The Black Book of the Admiralty was an ancient book of agreed upon laws ruling the navy of Great Britain. The book is written by several different writers, as both voice and penmanship change abruptly throughout the course of the original text. Compiled with influence from both The Rôles d'Oléron and Consolato del Mare, it was thought to have been first compiled during the reign of King Edward III (approximately 1322 A.D.). The book then grew in fame and volume for about four hundred years until it was lost near the end of the 18th century. In 1874, in an expedition to recover the private papers of a former Registrar of the British Admiralty Court, the book was found in a chest of belongings. Carbon dating at this point revealed that some of the first lines of text were written no earlier than the days of King Edward VI (approximately 1422 A.D.).

One of the most impressive collections of the book is its collection of oaths. In addition to the naval and militant law, the first volume of the book is dedicated to the oath of the King of Arms, the naval herald, and lastly the pursuivant (the attendant to the herald). The oaths are largely a formal regulation of behavior for the navy and military, covering times both out to sea and on the land. The most important of the three oaths, the oath of the King of Arms, is found at the bottom of this document1.

The key difference which separates the Black Book from other ancient naval codes is that it is still available in printed form. While the few surviving copies of The Code of Oleron and the Consulate are mainly privately owned, there are published copies of the Black Book available to the public. Barnes and Noble has no copies in stock, but does offer to search through its used books database for the book. Internet bookstore stocks the book. The prices are $280 for the Monumenta Juridica edition and $495 for the appendicied version. Both are hardcover. A slightly more financially sound purchase can be found at, where the book can be found under the full title "Black Book of the Admiralty - Monumenta Juridica Charter of Oleron of the Judgments" for only $70.

Oath of the King of Arms
as quoted from The Black Book of the Admiralty
in original Middle English

"You shall swear by the oath the you received when you were made a herald, and by the faith that you owe to the king, our sovereign lord, whose arms you bear, that you shall truly keep such things as are comprised in the articles following:

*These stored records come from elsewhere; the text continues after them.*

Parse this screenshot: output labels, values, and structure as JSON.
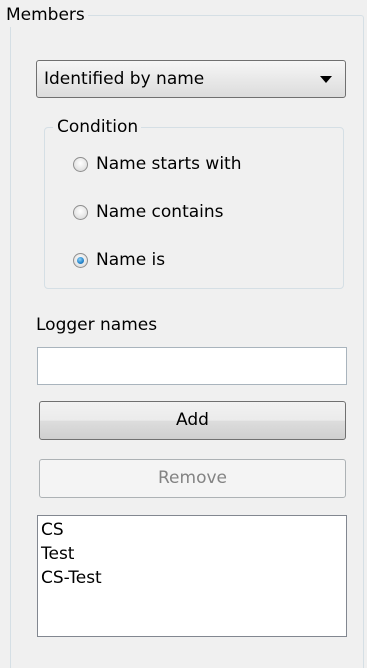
{
  "members": {
    "legend": "Members",
    "filter_dropdown": {
      "selected": "Identified by name"
    },
    "condition": {
      "legend": "Condition",
      "options": [
        {
          "label": "Name starts with",
          "checked": false
        },
        {
          "label": "Name contains",
          "checked": false
        },
        {
          "label": "Name is",
          "checked": true
        }
      ]
    },
    "logger_names": {
      "label": "Logger names",
      "input_value": "",
      "add_label": "Add",
      "remove_label": "Remove",
      "remove_enabled": false,
      "items": [
        "CS",
        "Test",
        "CS-Test"
      ]
    }
  },
  "colors": {
    "group_border": "#d5dfe5",
    "radio_selected": "#2b8bd0",
    "disabled_text": "#838383"
  }
}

"1st, whensoever the king shall command you to give any message to any other king, prince, state, or any other person out of this his realm, or to any person of whatever state, condition, or degree he be of within the same, that you shall do it as honorably and truly as your will and reason can serve you, and greatly to the advantage of our sovereign lord and his realm, and truly report bring again to his highness of your message and as near to the charge to you committed in words and in substance, as your said reason may attain to, always keeping yourself secret for any manner motion, save to such persons as you be commanded to utter your charge unto.

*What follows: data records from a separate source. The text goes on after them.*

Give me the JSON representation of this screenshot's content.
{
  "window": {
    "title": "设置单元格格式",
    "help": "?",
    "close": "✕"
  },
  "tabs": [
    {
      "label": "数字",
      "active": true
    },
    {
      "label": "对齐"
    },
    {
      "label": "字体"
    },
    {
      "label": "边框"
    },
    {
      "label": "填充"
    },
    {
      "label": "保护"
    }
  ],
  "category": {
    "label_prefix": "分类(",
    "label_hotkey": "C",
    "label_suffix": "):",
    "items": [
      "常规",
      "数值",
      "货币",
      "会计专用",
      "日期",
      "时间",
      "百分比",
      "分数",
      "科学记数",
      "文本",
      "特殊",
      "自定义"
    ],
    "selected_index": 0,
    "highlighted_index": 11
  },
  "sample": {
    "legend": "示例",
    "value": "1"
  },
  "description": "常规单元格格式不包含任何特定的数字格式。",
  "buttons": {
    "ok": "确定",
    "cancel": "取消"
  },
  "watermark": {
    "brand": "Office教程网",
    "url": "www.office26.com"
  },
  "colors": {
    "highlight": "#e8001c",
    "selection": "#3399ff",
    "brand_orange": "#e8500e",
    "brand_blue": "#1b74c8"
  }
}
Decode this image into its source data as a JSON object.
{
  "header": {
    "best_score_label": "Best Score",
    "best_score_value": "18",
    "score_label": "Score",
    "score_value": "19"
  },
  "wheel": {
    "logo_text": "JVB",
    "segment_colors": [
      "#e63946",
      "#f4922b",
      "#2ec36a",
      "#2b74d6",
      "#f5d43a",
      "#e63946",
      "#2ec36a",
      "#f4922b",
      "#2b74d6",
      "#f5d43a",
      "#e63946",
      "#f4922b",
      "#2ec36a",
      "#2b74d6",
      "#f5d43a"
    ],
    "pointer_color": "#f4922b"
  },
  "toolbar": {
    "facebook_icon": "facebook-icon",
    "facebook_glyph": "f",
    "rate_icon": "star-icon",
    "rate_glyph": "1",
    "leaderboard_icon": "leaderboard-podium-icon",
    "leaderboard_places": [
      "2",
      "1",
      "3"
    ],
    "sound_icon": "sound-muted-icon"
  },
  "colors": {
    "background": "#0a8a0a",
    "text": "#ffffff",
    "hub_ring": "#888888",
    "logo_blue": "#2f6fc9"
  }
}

"2ndly, you shall do your true duty to be every day more cunning than others in the office of arms, so as you may be better furnished to teach others under you, and execute with more wisdom and more eloquence such charges as your sovereign lord and his realm or of his realm any nobleman shall lay unto you by the virtue of the office, which his highness will erect you to at this time, discovering in no wise that you have in charge to keep closer than that be predjudicial to the king our sovereign lord and his realm.

"3rdly, you shall do your diligence to have knowledge of all the nobles and gentlemen within your march, which should bear coats in the field in the service of our sovereign lord, his lieutenants, officers, and commisaries, and them with their issue truly register, and such arms as they bear, with the difference due in the arms to be given, and they hold any service by knight's fee, whereby they should give to the king service for the defence of his land.

"4thly, you shall not be unwilling to teach pursuivants or heralds, nor to ease them in such doubts as they shall move to you, and such as cannot be eased by you, you shall show to the constable, and if any pursuivant asks any doubt of you, you shall ask him first, whether he has desired any of the heralds to instruct him in the same, and, if he says, you, you shall limit him one of them, or else ease him if you can. Also, you shall keep, from month to month, in your marches, your chapters to the increase of cunning in the office of arms, and the doubts that there cannot be eased, you shall move to the constable.

"5thly, you shall observe and keep to your cunning and power all such oaths as you made when you were created a herald, to the honor and worship of noblesse and integrity of living, namely, in eschewing disreputable places and people, and always more ready to excuse than to blame any noble person, unless than you be charged to say the truth by the king, his constable, and marshal, or in any place judicial. Also you shall permit truly to register all acts of honor in manner and form as they be done, as forsooth as power and cunning may extend, etc."

Briefly interpreted, a King of Arms shall:
Firstly, Do work well, and keep his mouth shut when not in the company of your king or his men.
Secondly, Be better than the best.
Thirdly, Know his enemies better than he know himself.
Fourthly, Be a mentor, change a life.
Fifthly, We are an elite secret society; don't tell anybody else what you have learned from us.


Log in or register to write something here or to contact authors.